[[ Working data, beginning ]]

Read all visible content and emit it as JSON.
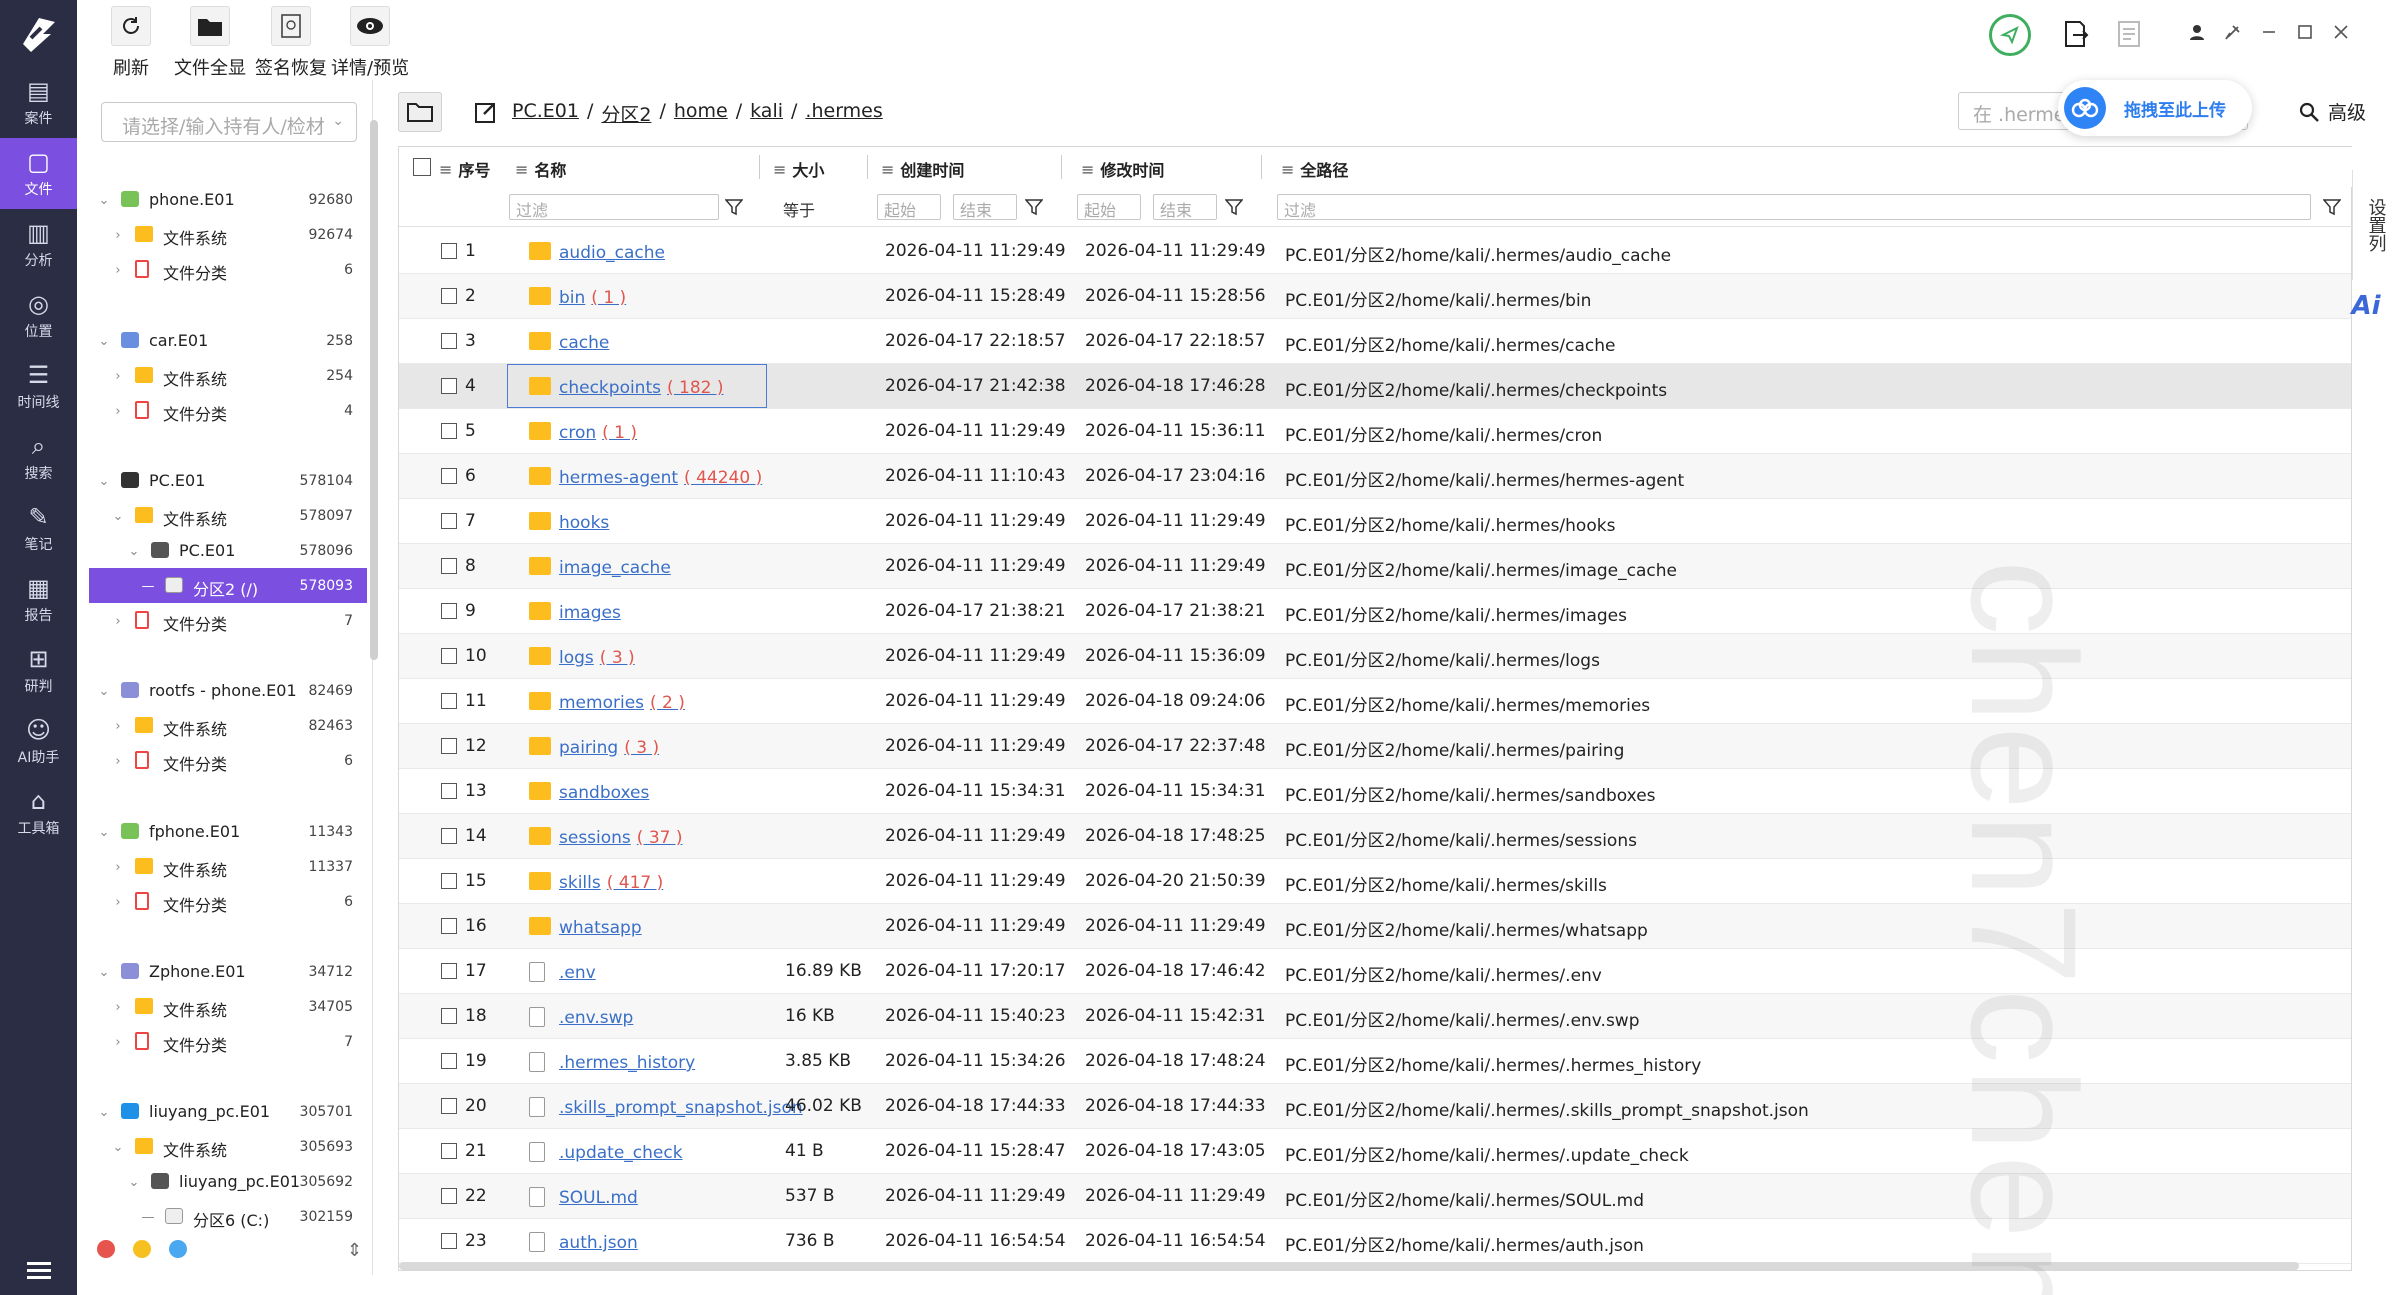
{
  "window_controls": [
    "pin-icon",
    "minimize",
    "maximize",
    "close"
  ],
  "toolbar": {
    "refresh": "刷新",
    "show_all": "文件全显",
    "sign_restore": "签名恢复",
    "detail_preview": "详情/预览"
  },
  "nav": {
    "items": [
      {
        "label": "案件",
        "icon": "case-icon"
      },
      {
        "label": "文件",
        "icon": "file-icon",
        "active": true
      },
      {
        "label": "分析",
        "icon": "analysis-icon"
      },
      {
        "label": "位置",
        "icon": "location-icon"
      },
      {
        "label": "时间线",
        "icon": "timeline-icon"
      },
      {
        "label": "搜索",
        "icon": "search-icon"
      },
      {
        "label": "笔记",
        "icon": "note-icon"
      },
      {
        "label": "报告",
        "icon": "report-icon"
      },
      {
        "label": "研判",
        "icon": "judge-icon"
      },
      {
        "label": "AI助手",
        "icon": "ai-assistant-icon"
      },
      {
        "label": "工具箱",
        "icon": "toolbox-icon"
      }
    ]
  },
  "case_select": {
    "placeholder": "请选择/输入持有人/检材"
  },
  "tree": [
    {
      "label": "phone.E01",
      "count": "92680",
      "level": 0,
      "icon": "android",
      "open": true
    },
    {
      "label": "文件系统",
      "count": "92674",
      "level": 1,
      "icon": "folder"
    },
    {
      "label": "文件分类",
      "count": "6",
      "level": 1,
      "icon": "doc"
    },
    {
      "label": "car.E01",
      "count": "258",
      "level": 0,
      "icon": "car",
      "open": true
    },
    {
      "label": "文件系统",
      "count": "254",
      "level": 1,
      "icon": "folder"
    },
    {
      "label": "文件分类",
      "count": "4",
      "level": 1,
      "icon": "doc"
    },
    {
      "label": "PC.E01",
      "count": "578104",
      "level": 0,
      "icon": "linux",
      "open": true
    },
    {
      "label": "文件系统",
      "count": "578097",
      "level": 1,
      "icon": "folder",
      "open": true
    },
    {
      "label": "PC.E01",
      "count": "578096",
      "level": 2,
      "icon": "disk",
      "open": true
    },
    {
      "label": "分区2 (/)",
      "count": "578093",
      "level": 3,
      "icon": "partition",
      "selected": true
    },
    {
      "label": "文件分类",
      "count": "7",
      "level": 1,
      "icon": "doc"
    },
    {
      "label": "rootfs - phone.E01",
      "count": "82469",
      "level": 0,
      "icon": "rootfs",
      "open": true
    },
    {
      "label": "文件系统",
      "count": "82463",
      "level": 1,
      "icon": "folder"
    },
    {
      "label": "文件分类",
      "count": "6",
      "level": 1,
      "icon": "doc"
    },
    {
      "label": "fphone.E01",
      "count": "11343",
      "level": 0,
      "icon": "android",
      "open": true
    },
    {
      "label": "文件系统",
      "count": "11337",
      "level": 1,
      "icon": "folder"
    },
    {
      "label": "文件分类",
      "count": "6",
      "level": 1,
      "icon": "doc"
    },
    {
      "label": "Zphone.E01",
      "count": "34712",
      "level": 0,
      "icon": "zphone",
      "open": true
    },
    {
      "label": "文件系统",
      "count": "34705",
      "level": 1,
      "icon": "folder"
    },
    {
      "label": "文件分类",
      "count": "7",
      "level": 1,
      "icon": "doc"
    },
    {
      "label": "liuyang_pc.E01",
      "count": "305701",
      "level": 0,
      "icon": "windows",
      "open": true
    },
    {
      "label": "文件系统",
      "count": "305693",
      "level": 1,
      "icon": "folder",
      "open": true
    },
    {
      "label": "liuyang_pc.E01",
      "count": "305692",
      "level": 2,
      "icon": "disk",
      "open": true
    },
    {
      "label": "分区6 (C:)",
      "count": "302159",
      "level": 3,
      "icon": "partition"
    }
  ],
  "path": {
    "segments": [
      "PC.E01",
      "分区2",
      "home",
      "kali",
      ".hermes"
    ],
    "separator": "/"
  },
  "search": {
    "placeholder": "在 .hermes"
  },
  "upload": {
    "label": "拖拽至此上传"
  },
  "advanced": {
    "label": "高级"
  },
  "right_rail": {
    "settings_label": "设置列",
    "ai_label": "Ai"
  },
  "table": {
    "headers": {
      "index": "序号",
      "name": "名称",
      "size": "大小",
      "created": "创建时间",
      "modified": "修改时间",
      "fullpath": "全路径"
    },
    "filters": {
      "name": "过滤",
      "size": "等于",
      "start": "起始",
      "end": "结束",
      "path": "过滤"
    },
    "rows": [
      {
        "no": "1",
        "name": "audio_cache",
        "count": "",
        "type": "folder",
        "size": "",
        "created": "2026-04-11 11:29:49",
        "modified": "2026-04-11 11:29:49",
        "path": "PC.E01/分区2/home/kali/.hermes/audio_cache"
      },
      {
        "no": "2",
        "name": "bin",
        "count": "( 1 )",
        "type": "folder",
        "size": "",
        "created": "2026-04-11 15:28:49",
        "modified": "2026-04-11 15:28:56",
        "path": "PC.E01/分区2/home/kali/.hermes/bin"
      },
      {
        "no": "3",
        "name": "cache",
        "count": "",
        "type": "folder",
        "size": "",
        "created": "2026-04-17 22:18:57",
        "modified": "2026-04-17 22:18:57",
        "path": "PC.E01/分区2/home/kali/.hermes/cache"
      },
      {
        "no": "4",
        "name": "checkpoints",
        "count": "( 182 )",
        "type": "folder",
        "size": "",
        "created": "2026-04-17 21:42:38",
        "modified": "2026-04-18 17:46:28",
        "path": "PC.E01/分区2/home/kali/.hermes/checkpoints",
        "highlight": true
      },
      {
        "no": "5",
        "name": "cron",
        "count": "( 1 )",
        "type": "folder",
        "size": "",
        "created": "2026-04-11 11:29:49",
        "modified": "2026-04-11 15:36:11",
        "path": "PC.E01/分区2/home/kali/.hermes/cron"
      },
      {
        "no": "6",
        "name": "hermes-agent",
        "count": "( 44240 )",
        "type": "folder",
        "size": "",
        "created": "2026-04-11 11:10:43",
        "modified": "2026-04-17 23:04:16",
        "path": "PC.E01/分区2/home/kali/.hermes/hermes-agent"
      },
      {
        "no": "7",
        "name": "hooks",
        "count": "",
        "type": "folder",
        "size": "",
        "created": "2026-04-11 11:29:49",
        "modified": "2026-04-11 11:29:49",
        "path": "PC.E01/分区2/home/kali/.hermes/hooks"
      },
      {
        "no": "8",
        "name": "image_cache",
        "count": "",
        "type": "folder",
        "size": "",
        "created": "2026-04-11 11:29:49",
        "modified": "2026-04-11 11:29:49",
        "path": "PC.E01/分区2/home/kali/.hermes/image_cache"
      },
      {
        "no": "9",
        "name": "images",
        "count": "",
        "type": "folder",
        "size": "",
        "created": "2026-04-17 21:38:21",
        "modified": "2026-04-17 21:38:21",
        "path": "PC.E01/分区2/home/kali/.hermes/images"
      },
      {
        "no": "10",
        "name": "logs",
        "count": "( 3 )",
        "type": "folder",
        "size": "",
        "created": "2026-04-11 11:29:49",
        "modified": "2026-04-11 15:36:09",
        "path": "PC.E01/分区2/home/kali/.hermes/logs"
      },
      {
        "no": "11",
        "name": "memories",
        "count": "( 2 )",
        "type": "folder",
        "size": "",
        "created": "2026-04-11 11:29:49",
        "modified": "2026-04-18 09:24:06",
        "path": "PC.E01/分区2/home/kali/.hermes/memories"
      },
      {
        "no": "12",
        "name": "pairing",
        "count": "( 3 )",
        "type": "folder",
        "size": "",
        "created": "2026-04-11 11:29:49",
        "modified": "2026-04-17 22:37:48",
        "path": "PC.E01/分区2/home/kali/.hermes/pairing"
      },
      {
        "no": "13",
        "name": "sandboxes",
        "count": "",
        "type": "folder",
        "size": "",
        "created": "2026-04-11 15:34:31",
        "modified": "2026-04-11 15:34:31",
        "path": "PC.E01/分区2/home/kali/.hermes/sandboxes"
      },
      {
        "no": "14",
        "name": "sessions",
        "count": "( 37 )",
        "type": "folder",
        "size": "",
        "created": "2026-04-11 11:29:49",
        "modified": "2026-04-18 17:48:25",
        "path": "PC.E01/分区2/home/kali/.hermes/sessions"
      },
      {
        "no": "15",
        "name": "skills",
        "count": "( 417 )",
        "type": "folder",
        "size": "",
        "created": "2026-04-11 11:29:49",
        "modified": "2026-04-20 21:50:39",
        "path": "PC.E01/分区2/home/kali/.hermes/skills"
      },
      {
        "no": "16",
        "name": "whatsapp",
        "count": "",
        "type": "folder",
        "size": "",
        "created": "2026-04-11 11:29:49",
        "modified": "2026-04-11 11:29:49",
        "path": "PC.E01/分区2/home/kali/.hermes/whatsapp"
      },
      {
        "no": "17",
        "name": ".env",
        "count": "",
        "type": "file",
        "size": "16.89 KB",
        "created": "2026-04-11 17:20:17",
        "modified": "2026-04-18 17:46:42",
        "path": "PC.E01/分区2/home/kali/.hermes/.env"
      },
      {
        "no": "18",
        "name": ".env.swp",
        "count": "",
        "type": "file",
        "size": "16 KB",
        "created": "2026-04-11 15:40:23",
        "modified": "2026-04-11 15:42:31",
        "path": "PC.E01/分区2/home/kali/.hermes/.env.swp"
      },
      {
        "no": "19",
        "name": ".hermes_history",
        "count": "",
        "type": "file",
        "size": "3.85 KB",
        "created": "2026-04-11 15:34:26",
        "modified": "2026-04-18 17:48:24",
        "path": "PC.E01/分区2/home/kali/.hermes/.hermes_history"
      },
      {
        "no": "20",
        "name": ".skills_prompt_snapshot.json",
        "count": "",
        "type": "file",
        "size": "46.02 KB",
        "created": "2026-04-18 17:44:33",
        "modified": "2026-04-18 17:44:33",
        "path": "PC.E01/分区2/home/kali/.hermes/.skills_prompt_snapshot.json"
      },
      {
        "no": "21",
        "name": ".update_check",
        "count": "",
        "type": "file",
        "size": "41 B",
        "created": "2026-04-11 15:28:47",
        "modified": "2026-04-18 17:43:05",
        "path": "PC.E01/分区2/home/kali/.hermes/.update_check"
      },
      {
        "no": "22",
        "name": "SOUL.md",
        "count": "",
        "type": "file",
        "size": "537 B",
        "created": "2026-04-11 11:29:49",
        "modified": "2026-04-11 11:29:49",
        "path": "PC.E01/分区2/home/kali/.hermes/SOUL.md"
      },
      {
        "no": "23",
        "name": "auth.json",
        "count": "",
        "type": "file",
        "size": "736 B",
        "created": "2026-04-11 16:54:54",
        "modified": "2026-04-11 16:54:54",
        "path": "PC.E01/分区2/home/kali/.hermes/auth.json"
      }
    ]
  },
  "watermark": "chen7chen",
  "colors": {
    "nav_bg": "#2a2d44",
    "accent": "#7b4fe0",
    "folder": "#fdbd1f",
    "link": "#3a6fc7",
    "count_red": "#e0554e",
    "upload_blue": "#2f84f5"
  }
}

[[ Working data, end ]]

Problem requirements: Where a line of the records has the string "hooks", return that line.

Solution:
        "name": "hooks",
        "path": "PC.E01/分区2/home/kali/.hermes/hooks"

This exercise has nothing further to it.